Every time I start to write this post, I only come up with cliches. Continue reading Back to School. Again.
One thing I love here is how easy gift-wrapping is. In America, it was either not an option, or you had to pay a fee if you wanted a purchase wrapped at the store.
Not in Norway! Continue reading Wrap it up
When we returned from our two months in the states, we were excited (and quite surprised!) to see that our town was getting its very own Domino’s Pizza.
Fast forward to this past weekend. Our little American pizza joint had its grand opening. So tonight, we decided we should give it a try.
Tucked in a corner behind a door in our entry way hangs an item I didn’t even known existed before moving to Europe. And yet, in these months of snow and slush (and in the rainy months as well, in fact), it’s come to be a favorite.
Meet our shoe dryer.
Yes, it is a beautiful thing. Not aesthetically, of course. But when it comes to all those wet gloves and snow shoes that show up in our house this time of year, this little gadget is a lifesaver.
I mean, have you smelled a pair of gloves that your kid used while playing in the snow and then left in their backpack? Nasty.
And have you ever wondered how long it takes for a pair of snow boots to completely dry out on the inside after a busy day of throwing snow balls, building snowmen, and digging snow tunnels? Somewhere in the neighborhood of an eternity.
But this handy tool dries things out without warping or shrinking them like can happen in the dryer. Or without the noise of shoes in the dryer. Or the damage that can cause.
We just slip the gloves or boots over the ends of the hoses, and rotate the timer, and cool air blows for the selected amount of time.
And with two boys, we opted for the model that dries two pairs (shoes or gloves) at once.
A shoe dryer. Just another of the things we’ve learned to love while living here!
Happy Three Year Anniversary to us!
|William MY1 (7th grade) ~ Daniel PY4 (4th grade)|
As of about two weeks ago, William and Daniel are back to school!
They’re starting their fourth school year in Norway (the first was only a half of a year, but you get what I mean…). We continue to be thankful for the education they are receiving at the international baccalaureate (IB) school in our city.
We get a lot of questions about the boys’ school here. While I cannot speak for others, our family’s experience with IB school has been great. The way they teach is less about sitting at a desk & looking at a book, and more about learning hands-on. I feel our boys are getting a well-rounded education and experience. The IB approach is a whole-learning focus, seeking to create lifelong learners who are inquisitive, thoughtful, involved, and engaged. Its focus does not isolate academic subjects, but uses units of study that incorporate a variety of subjects and concepts at the same time.

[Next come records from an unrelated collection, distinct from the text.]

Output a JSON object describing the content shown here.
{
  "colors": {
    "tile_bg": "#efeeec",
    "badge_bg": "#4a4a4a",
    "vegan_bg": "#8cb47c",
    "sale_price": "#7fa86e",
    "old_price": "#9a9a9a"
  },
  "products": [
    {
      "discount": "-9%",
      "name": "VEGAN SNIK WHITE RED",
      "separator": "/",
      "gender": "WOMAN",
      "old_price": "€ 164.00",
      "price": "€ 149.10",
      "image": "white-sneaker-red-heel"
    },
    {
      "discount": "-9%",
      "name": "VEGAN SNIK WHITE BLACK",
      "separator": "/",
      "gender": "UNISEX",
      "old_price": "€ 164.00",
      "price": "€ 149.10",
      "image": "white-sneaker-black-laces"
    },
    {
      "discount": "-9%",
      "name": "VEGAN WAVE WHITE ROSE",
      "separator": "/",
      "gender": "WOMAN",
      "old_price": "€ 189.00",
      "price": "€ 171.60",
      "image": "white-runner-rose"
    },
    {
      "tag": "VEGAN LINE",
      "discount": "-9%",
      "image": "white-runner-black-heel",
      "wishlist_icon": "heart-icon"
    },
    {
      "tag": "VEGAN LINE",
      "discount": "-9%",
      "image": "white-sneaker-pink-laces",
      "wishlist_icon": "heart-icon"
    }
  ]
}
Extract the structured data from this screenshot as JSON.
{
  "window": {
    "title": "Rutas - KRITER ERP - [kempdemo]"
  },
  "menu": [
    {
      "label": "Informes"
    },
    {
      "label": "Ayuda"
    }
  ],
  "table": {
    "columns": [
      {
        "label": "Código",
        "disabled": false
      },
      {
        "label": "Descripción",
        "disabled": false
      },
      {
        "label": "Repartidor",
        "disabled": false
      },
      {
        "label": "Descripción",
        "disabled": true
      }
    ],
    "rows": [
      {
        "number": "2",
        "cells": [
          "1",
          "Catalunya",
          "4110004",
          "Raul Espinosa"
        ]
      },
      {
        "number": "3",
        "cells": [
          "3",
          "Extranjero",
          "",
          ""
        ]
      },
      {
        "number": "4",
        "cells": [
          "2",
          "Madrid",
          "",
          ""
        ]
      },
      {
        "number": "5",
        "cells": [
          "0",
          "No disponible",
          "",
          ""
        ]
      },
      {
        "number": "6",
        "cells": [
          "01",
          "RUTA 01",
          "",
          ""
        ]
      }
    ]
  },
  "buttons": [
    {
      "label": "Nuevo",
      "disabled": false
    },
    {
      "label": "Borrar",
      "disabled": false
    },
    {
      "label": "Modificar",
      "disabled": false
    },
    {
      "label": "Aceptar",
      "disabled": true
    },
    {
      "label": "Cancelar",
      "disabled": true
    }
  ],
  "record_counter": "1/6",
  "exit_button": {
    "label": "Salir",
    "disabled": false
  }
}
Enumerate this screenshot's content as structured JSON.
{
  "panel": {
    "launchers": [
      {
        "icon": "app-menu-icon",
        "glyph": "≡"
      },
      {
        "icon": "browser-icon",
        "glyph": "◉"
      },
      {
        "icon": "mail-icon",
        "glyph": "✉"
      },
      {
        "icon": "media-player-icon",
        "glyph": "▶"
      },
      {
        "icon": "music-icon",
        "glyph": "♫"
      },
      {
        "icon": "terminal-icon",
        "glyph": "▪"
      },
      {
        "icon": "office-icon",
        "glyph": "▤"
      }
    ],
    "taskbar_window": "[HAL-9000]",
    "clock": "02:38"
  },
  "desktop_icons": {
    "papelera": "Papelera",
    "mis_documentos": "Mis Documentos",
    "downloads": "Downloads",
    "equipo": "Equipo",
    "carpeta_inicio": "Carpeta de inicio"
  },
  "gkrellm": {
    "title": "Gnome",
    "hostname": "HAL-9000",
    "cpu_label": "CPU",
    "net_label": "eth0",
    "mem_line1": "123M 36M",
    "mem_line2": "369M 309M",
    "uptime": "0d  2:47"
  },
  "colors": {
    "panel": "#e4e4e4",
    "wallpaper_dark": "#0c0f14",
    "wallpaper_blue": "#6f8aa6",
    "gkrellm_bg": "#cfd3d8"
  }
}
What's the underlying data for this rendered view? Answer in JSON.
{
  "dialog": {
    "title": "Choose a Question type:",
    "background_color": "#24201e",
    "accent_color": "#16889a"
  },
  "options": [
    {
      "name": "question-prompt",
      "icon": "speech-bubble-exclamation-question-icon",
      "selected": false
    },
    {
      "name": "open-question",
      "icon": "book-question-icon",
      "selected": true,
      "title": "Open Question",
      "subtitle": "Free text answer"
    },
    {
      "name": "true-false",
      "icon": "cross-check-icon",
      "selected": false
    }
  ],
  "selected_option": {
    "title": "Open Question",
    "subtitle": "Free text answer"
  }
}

The boys love their school experience, and that makes us happy! They have good relationships with the teachers and staff. The classes are fairly small (in primary school there are typically 15 – 20 students). And I think another benefit is the multi-cultural aspect of international schools. A lot of their friends have at least one Norwegian parent, and the majority have one foreign/non-Norwegian/expat/immigrant parent. So they have classmates who come from all over the world. And their teachers are very international as well!
Daniel is now in fourth grade, or PY4. The PY (Primary Years) program covers grades 1 through 6. Daniel is excited that he is now in the upper grades part of the PY program. This means more responsibility and more self-sufficiency. This is a big change and challenge for him, but also a great opportunity!
William is in his first year of the MY (Middle Years) program, MY1. In American school it would be 7th grade. He is still in the same building as before, but on a different floor. He is changing classes, has a lot more responsibility, and must do much more without teacher guidance. This is the first year of foreign language, and he chose Spanish. He laughed yesterday as he said that he’s basically working on three language right now: English, Norwegian, and Spanish.
So we’re geared up and ready for a new school year.
Here’s a look at the boys’ first day of school each year since arriving in Norway…
Daniel PY1 ~ William PY4
Daniel PY2 ~ William PY5
William PY6 ~ Daniel PY3
William MY1 ~ Daniel PY4
And I had this little cutie all to myself.
We ate popcorn and candy, cuddled, laughed, and watched a movie of his choosing.
He talked about how much he loves his family. And jaw breakers.
And I thanked God for little moments like this.
We had never been to Draaben before. We invited a couple of friends to meet us, and it turned it to be a really fun evening. I had been sick all week and started to back out last minute, but I am so glad I didn’t. We had a great time. Draaben is a cool place: not overly large, a bit more intimate, perfect for a concert like this one.
Here is a quick peek at a special number that Kelly and Werner performed especially for us. You can check out more from Kelly at http://kellydickson.com.
Yeah, that sounded totally complicated. But William and his classmates had their Exhibition a couple of weeks ago, and they did an outstanding job!
|So grateful to our friend/William’s art teacher, Lizz,
for her assistance and guidance in his art piece.
William focused on Diet and Nutrition. His exhibition included a research report, an interview with our friend Severina, surveys and mathematical analysis, a blog, a PowerPoint presentation, a cookbook, a running/race challenge, a summary of the race (written in Norwegian), and an art piece.
After all of their work is completed, they have an evening to present it to family and friends, share what they have learned, and answer questions.
We are very proud of our not-so-little-guy and the great work he did on his PY6 Exhibition.
|Thanks to friends for coming to support William on Exhibition Night!|